Democrats' Plans To Reform Health Care
Mr. GARRETT of New Jersey. Mr. Speaker, I rise today to talk about the Democrats' plans to ``reform'' our health care system.
You know, many promises have been made by the other side of the aisle about what these reforms would actually do, but now we actually have a definitive analysis, performed by the chief government actuary of the Centers for Medicare and Medicaid Services, to look at the consequences of these reforms. Well, Mr. Speaker, the diagnosis is not that good.
Both the President and his economic advisors have said that whatever bill the President signs he wants to make sure that he bends the cost curve. Well, how does the Democrat health care stack up to that pledge?
According to that chief actuary whom I just mentioned, total spending on health care would actually increase by $750 billion more than if we did nothing at all. That's right. The Democrats' plan would bend the cost curve all right, but it would bend it in the wrong direction. You see, the real overall cost of this bill would be $1.2 trillion. That's with a T. By 2019, the annual cost of the entitlement expansion would be $236 billion, and that would be rising at an annual rate of 9 percent every year. After all of this spending, there would still be around 20-some-odd million uninsured Americans. So, for those folks who are trying to keep score of all of this, that comes out to be about $35,000 per uninsured person out there.
Now, another promise that the President made was that he said, ``if you like your current coverage, you keep it.'' Well, again, look back to that government actuary whom we talked about before. According to that chief actuary, that's not true if you're a senior on Medicare, because 8.5 million seniors on Medicare today would lose their current coverage, and they would be forced into some different coverage.
Also contained in the bill are what we call arbitrary, across-the-board payment cuts to hospitals, to nursing homes and to home health agencies. Again, let's see what the chief actuary says. The chief actuary says the cuts could force such organizations, such as nursing homes and home health agencies, to leave the Medicare program and, thus, ``possibly jeopardizing access to care for beneficiaries.'' That doesn't really sound like keeping the coverage you want, does it?
So maybe now, finally, the Democrat leadership in Congress will start to listen to at least a few of the ideas put forward by the Republicans. What we want to do is try to increase the access to health care coverage, to increase access to the health care delivery system and to make insurance more portable and affordable. What we want to do is try to reduce those long-term spending plans and to reduce the curve downward in order to bring down the cost of medical liability and to create a sustainable health care system.

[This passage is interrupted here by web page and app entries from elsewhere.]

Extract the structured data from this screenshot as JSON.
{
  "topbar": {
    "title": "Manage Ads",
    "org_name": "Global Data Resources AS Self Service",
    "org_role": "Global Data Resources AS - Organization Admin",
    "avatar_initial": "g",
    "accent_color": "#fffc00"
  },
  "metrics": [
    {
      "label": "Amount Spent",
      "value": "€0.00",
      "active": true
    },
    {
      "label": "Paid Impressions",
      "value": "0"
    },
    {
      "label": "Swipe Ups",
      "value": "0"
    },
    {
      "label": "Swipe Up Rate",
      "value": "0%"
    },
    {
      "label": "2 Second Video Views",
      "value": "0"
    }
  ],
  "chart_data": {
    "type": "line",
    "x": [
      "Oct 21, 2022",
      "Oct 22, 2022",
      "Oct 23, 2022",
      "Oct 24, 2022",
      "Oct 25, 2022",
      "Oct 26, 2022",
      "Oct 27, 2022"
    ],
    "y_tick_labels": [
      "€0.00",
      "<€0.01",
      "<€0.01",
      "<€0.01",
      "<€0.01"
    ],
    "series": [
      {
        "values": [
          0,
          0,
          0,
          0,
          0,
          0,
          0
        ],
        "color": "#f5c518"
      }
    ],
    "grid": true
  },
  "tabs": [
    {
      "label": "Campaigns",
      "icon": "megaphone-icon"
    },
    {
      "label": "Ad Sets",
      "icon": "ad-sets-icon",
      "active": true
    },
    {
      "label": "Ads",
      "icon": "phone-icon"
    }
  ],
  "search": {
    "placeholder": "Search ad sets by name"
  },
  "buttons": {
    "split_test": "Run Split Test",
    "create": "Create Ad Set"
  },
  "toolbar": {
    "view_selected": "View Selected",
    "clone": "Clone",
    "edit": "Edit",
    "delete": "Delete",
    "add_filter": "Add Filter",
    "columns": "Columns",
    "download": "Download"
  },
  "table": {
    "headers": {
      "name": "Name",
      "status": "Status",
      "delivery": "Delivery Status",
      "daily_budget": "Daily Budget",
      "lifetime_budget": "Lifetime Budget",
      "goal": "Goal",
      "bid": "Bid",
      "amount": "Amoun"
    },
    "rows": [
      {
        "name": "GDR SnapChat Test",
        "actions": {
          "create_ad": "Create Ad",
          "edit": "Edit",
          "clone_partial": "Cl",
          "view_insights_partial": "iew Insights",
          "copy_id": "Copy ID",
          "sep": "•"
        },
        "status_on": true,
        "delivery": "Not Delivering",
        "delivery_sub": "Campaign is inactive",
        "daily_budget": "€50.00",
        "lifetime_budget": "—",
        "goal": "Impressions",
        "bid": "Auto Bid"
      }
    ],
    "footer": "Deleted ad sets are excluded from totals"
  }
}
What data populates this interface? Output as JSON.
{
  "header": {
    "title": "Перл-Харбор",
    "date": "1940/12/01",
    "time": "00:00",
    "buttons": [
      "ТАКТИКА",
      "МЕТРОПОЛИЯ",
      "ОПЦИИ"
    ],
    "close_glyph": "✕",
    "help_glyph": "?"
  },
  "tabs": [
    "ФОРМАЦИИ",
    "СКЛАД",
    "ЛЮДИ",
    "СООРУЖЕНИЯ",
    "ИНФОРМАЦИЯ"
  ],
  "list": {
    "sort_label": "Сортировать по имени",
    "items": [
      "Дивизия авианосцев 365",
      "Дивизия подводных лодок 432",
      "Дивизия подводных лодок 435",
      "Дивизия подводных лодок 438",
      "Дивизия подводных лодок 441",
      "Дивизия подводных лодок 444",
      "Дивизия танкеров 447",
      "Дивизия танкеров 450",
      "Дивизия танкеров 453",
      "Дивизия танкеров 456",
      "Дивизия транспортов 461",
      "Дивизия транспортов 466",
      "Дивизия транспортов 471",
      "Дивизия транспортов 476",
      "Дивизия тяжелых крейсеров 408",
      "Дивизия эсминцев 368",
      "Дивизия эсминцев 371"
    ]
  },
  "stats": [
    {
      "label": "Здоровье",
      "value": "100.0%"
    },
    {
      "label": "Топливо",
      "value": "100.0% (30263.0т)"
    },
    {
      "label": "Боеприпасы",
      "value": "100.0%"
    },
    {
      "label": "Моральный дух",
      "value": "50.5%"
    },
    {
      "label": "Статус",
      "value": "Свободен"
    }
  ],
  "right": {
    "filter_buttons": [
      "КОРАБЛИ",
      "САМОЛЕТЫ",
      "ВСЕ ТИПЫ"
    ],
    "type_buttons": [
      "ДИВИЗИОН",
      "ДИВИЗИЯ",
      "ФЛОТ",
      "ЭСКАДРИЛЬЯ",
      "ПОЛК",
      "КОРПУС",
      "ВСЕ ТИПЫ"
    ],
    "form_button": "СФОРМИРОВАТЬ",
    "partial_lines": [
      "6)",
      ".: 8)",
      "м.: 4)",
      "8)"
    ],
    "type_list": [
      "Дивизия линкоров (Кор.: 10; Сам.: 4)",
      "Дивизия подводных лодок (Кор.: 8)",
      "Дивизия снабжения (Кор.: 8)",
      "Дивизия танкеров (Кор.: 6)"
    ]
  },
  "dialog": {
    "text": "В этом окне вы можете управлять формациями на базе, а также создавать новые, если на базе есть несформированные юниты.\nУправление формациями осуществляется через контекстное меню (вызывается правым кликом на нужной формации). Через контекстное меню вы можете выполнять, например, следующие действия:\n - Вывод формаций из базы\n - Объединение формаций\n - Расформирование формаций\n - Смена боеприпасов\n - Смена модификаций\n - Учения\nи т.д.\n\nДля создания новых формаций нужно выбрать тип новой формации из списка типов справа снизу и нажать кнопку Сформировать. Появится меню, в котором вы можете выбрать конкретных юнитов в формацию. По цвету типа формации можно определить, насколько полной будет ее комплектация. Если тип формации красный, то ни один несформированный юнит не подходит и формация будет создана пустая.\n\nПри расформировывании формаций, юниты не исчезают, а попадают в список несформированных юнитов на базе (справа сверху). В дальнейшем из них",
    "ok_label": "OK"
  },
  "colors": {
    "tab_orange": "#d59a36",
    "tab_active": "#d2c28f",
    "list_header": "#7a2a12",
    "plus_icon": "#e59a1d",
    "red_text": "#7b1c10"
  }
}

Finally, at the end of the day, Republicans stand today, as we have always in the past, ready to work with the Democrats to enact real reform to our health care delivery system as soon as they are ready to work with us.